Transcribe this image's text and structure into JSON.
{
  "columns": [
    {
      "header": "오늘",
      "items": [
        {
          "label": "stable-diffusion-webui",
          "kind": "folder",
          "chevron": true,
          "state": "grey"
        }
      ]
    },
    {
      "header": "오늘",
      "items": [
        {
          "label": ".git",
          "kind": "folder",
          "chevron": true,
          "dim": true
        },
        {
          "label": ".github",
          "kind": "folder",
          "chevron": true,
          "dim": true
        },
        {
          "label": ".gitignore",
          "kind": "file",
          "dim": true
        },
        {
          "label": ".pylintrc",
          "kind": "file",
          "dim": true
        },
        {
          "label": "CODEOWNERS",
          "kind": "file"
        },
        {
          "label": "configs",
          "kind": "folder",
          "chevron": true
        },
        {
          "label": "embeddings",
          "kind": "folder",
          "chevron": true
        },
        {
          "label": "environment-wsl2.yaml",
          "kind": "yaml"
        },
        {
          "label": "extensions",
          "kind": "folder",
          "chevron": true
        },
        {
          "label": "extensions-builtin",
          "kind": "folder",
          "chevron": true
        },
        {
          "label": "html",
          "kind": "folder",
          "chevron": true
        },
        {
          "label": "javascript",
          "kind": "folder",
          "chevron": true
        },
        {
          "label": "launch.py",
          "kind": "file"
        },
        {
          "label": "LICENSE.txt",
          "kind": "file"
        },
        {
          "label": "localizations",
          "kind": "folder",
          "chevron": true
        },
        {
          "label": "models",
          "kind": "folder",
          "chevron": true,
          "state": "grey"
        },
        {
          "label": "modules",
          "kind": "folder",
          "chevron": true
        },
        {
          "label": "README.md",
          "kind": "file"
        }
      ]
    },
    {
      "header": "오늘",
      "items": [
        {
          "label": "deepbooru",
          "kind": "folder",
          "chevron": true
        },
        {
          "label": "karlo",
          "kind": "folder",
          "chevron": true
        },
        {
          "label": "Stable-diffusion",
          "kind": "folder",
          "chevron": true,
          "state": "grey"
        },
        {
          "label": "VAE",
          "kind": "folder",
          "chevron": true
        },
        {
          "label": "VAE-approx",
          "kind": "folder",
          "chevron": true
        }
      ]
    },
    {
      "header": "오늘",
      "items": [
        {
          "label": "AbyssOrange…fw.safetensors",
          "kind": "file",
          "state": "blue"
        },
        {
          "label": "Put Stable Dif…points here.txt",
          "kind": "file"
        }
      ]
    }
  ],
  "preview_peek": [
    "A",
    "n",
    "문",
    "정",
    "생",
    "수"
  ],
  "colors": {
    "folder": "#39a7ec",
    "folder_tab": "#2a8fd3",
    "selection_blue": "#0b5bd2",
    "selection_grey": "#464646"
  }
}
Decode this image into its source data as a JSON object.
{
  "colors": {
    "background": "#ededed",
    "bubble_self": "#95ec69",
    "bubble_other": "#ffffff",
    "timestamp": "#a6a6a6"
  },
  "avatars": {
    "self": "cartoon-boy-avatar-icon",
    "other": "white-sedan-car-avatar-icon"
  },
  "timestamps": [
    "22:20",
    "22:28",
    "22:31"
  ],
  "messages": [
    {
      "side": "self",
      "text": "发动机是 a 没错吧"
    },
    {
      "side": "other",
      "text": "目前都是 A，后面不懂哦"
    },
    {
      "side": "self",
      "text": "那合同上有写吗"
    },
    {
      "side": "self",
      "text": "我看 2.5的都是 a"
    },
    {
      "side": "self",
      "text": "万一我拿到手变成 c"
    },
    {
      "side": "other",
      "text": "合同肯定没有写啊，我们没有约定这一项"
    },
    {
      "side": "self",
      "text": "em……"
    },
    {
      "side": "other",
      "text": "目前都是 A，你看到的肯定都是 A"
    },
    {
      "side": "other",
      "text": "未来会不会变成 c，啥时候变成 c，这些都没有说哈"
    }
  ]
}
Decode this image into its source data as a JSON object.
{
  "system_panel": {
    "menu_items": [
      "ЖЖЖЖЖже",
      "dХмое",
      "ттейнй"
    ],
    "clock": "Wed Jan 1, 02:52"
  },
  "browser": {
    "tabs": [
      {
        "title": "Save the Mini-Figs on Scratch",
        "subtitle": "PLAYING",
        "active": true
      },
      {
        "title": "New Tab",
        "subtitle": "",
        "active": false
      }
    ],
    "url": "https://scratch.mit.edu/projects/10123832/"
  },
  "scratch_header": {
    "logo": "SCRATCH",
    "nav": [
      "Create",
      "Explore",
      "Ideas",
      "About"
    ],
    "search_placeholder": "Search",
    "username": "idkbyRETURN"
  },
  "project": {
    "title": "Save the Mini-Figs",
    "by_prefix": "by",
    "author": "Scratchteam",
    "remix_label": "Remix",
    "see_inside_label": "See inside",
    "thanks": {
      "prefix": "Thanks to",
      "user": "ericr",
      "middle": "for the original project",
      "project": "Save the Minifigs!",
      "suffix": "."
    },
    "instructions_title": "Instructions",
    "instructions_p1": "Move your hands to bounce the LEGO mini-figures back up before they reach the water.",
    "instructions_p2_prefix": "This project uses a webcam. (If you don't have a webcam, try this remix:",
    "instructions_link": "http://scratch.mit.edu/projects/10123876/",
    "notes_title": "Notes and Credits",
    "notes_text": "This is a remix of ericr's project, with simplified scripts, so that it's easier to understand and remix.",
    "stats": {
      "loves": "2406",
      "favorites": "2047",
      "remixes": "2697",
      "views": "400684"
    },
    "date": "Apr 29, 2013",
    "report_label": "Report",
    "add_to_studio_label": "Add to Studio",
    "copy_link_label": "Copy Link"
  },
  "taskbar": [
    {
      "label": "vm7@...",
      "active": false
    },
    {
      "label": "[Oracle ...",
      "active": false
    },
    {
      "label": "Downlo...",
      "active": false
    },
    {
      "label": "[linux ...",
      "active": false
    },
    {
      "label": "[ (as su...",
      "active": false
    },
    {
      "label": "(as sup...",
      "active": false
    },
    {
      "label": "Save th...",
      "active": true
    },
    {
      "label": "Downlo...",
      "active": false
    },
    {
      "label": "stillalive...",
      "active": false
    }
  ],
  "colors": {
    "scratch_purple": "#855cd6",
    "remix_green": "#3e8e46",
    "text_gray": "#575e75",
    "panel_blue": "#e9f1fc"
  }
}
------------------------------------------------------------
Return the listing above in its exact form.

__TASK RESPONSE__
Transcribe this image's text and structure into JSON.
{
  "columns": [
    {
      "header": "오늘",
      "items": [
        {
          "label": "stable-diffusion-webui",
          "kind": "folder",
          "chevron": true,
          "state": "grey"
        }
      ]
    },
    {
      "header": "오늘",
      "items": [
        {
          "label": ".git",
          "kind": "folder",
          "chevron": true,
          "dim": true
        },
        {
          "label": ".github",
          "kind": "folder",
          "chevron": true,
          "dim": true
        },
        {
          "label": ".gitignore",
          "kind": "file",
          "dim": true
        },
        {
          "label": ".pylintrc",
          "kind": "file",
          "dim": true
        },
        {
          "label": "CODEOWNERS",
          "kind": "file"
        },
        {
          "label": "configs",
          "kind": "folder",
          "chevron": true
        },
        {
          "label": "embeddings",
          "kind": "folder",
          "chevron": true
        },
        {
          "label": "environment-wsl2.yaml",
          "kind": "yaml"
        },
        {
          "label": "extensions",
          "kind": "folder",
          "chevron": true
        },
        {
          "label": "extensions-builtin",
          "kind": "folder",
          "chevron": true
        },
        {
          "label": "html",
          "kind": "folder",
          "chevron": true
        },
        {
          "label": "javascript",
          "kind": "folder",
          "chevron": true
        },
        {
          "label": "launch.py",
          "kind": "file"
        },
        {
          "label": "LICENSE.txt",
          "kind": "file"
        },
        {
          "label": "localizations",
          "kind": "folder",
          "chevron": true
        },
        {
          "label": "models",
          "kind": "folder",
          "chevron": true,
          "state": "grey"
        },
        {
          "label": "modules",
          "kind": "folder",
          "chevron": true
        },
        {
          "label": "README.md",
          "kind": "file"
        }
      ]
    },
    {
      "header": "오늘",
      "items": [
        {
          "label": "deepbooru",
          "kind": "folder",
          "chevron": true
        },
        {
          "label": "karlo",
          "kind": "folder",
          "chevron": true
        },
        {
          "label": "Stable-diffusion",
          "kind": "folder",
          "chevron": true,
          "state": "grey"
        },
        {
          "label": "VAE",
          "kind": "folder",
          "chevron": true
        },
        {
          "label": "VAE-approx",
          "kind": "folder",
          "chevron": true
        }
      ]
    },
    {
      "header": "오늘",
      "items": [
        {
          "label": "AbyssOrange…fw.safetensors",
          "kind": "file",
          "state": "blue"
        },
        {
          "label": "Put Stable Dif…points here.txt",
          "kind": "file"
        }
      ]
    }
  ],
  "preview_peek": [
    "A",
    "n",
    "문",
    "정",
    "생",
    "수"
  ],
  "colors": {
    "folder": "#39a7ec",
    "folder_tab": "#2a8fd3",
    "selection_blue": "#0b5bd2",
    "selection_grey": "#464646"
  }
}
Decode this image into its source data as a JSON object.
{
  "colors": {
    "background": "#ededed",
    "bubble_self": "#95ec69",
    "bubble_other": "#ffffff",
    "timestamp": "#a6a6a6"
  },
  "avatars": {
    "self": "cartoon-boy-avatar-icon",
    "other": "white-sedan-car-avatar-icon"
  },
  "timestamps": [
    "22:20",
    "22:28",
    "22:31"
  ],
  "messages": [
    {
      "side": "self",
      "text": "发动机是 a 没错吧"
    },
    {
      "side": "other",
      "text": "目前都是 A，后面不懂哦"
    },
    {
      "side": "self",
      "text": "那合同上有写吗"
    },
    {
      "side": "self",
      "text": "我看 2.5的都是 a"
    },
    {
      "side": "self",
      "text": "万一我拿到手变成 c"
    },
    {
      "side": "other",
      "text": "合同肯定没有写啊，我们没有约定这一项"
    },
    {
      "side": "self",
      "text": "em……"
    },
    {
      "side": "other",
      "text": "目前都是 A，你看到的肯定都是 A"
    },
    {
      "side": "other",
      "text": "未来会不会变成 c，啥时候变成 c，这些都没有说哈"
    }
  ]
}
Decode this image into its source data as a JSON object.
{
  "system_panel": {
    "menu_items": [
      "ЖЖЖЖЖже",
      "dХмое",
      "ттейнй"
    ],
    "clock": "Wed Jan 1, 02:52"
  },
  "browser": {
    "tabs": [
      {
        "title": "Save the Mini-Figs on Scratch",
        "subtitle": "PLAYING",
        "active": true
      },
      {
        "title": "New Tab",
        "subtitle": "",
        "active": false
      }
    ],
    "url": "https://scratch.mit.edu/projects/10123832/"
  },
  "scratch_header": {
    "logo": "SCRATCH",
    "nav": [
      "Create",
      "Explore",
      "Ideas",
      "About"
    ],
    "search_placeholder": "Search",
    "username": "idkbyRETURN"
  },
  "project": {
    "title": "Save the Mini-Figs",
    "by_prefix": "by",
    "author": "Scratchteam",
    "remix_label": "Remix",
    "see_inside_label": "See inside",
    "thanks": {
      "prefix": "Thanks to",
      "user": "ericr",
      "middle": "for the original project",
      "project": "Save the Minifigs!",
      "suffix": "."
    },
    "instructions_title": "Instructions",
    "instructions_p1": "Move your hands to bounce the LEGO mini-figures back up before they reach the water.",
    "instructions_p2_prefix": "This project uses a webcam. (If you don't have a webcam, try this remix:",
    "instructions_link": "http://scratch.mit.edu/projects/10123876/",
    "notes_title": "Notes and Credits",
    "notes_text": "This is a remix of ericr's project, with simplified scripts, so that it's easier to understand and remix.",
    "stats": {
      "loves": "2406",
      "favorites": "2047",
      "remixes": "2697",
      "views": "400684"
    },
    "date": "Apr 29, 2013",
    "report_label": "Report",
    "add_to_studio_label": "Add to Studio",
    "copy_link_label": "Copy Link"
  },
  "taskbar": [
    {
      "label": "vm7@...",
      "active": false
    },
    {
      "label": "[Oracle ...",
      "active": false
    },
    {
      "label": "Downlo...",
      "active": false
    },
    {
      "label": "[linux ...",
      "active": false
    },
    {
      "label": "[ (as su...",
      "active": false
    },
    {
      "label": "(as sup...",
      "active": false
    },
    {
      "label": "Save th...",
      "active": true
    },
    {
      "label": "Downlo...",
      "active": false
    },
    {
      "label": "stillalive...",
      "active": false
    }
  ],
  "colors": {
    "scratch_purple": "#855cd6",
    "remix_green": "#3e8e46",
    "text_gray": "#575e75",
    "panel_blue": "#e9f1fc"
  }
}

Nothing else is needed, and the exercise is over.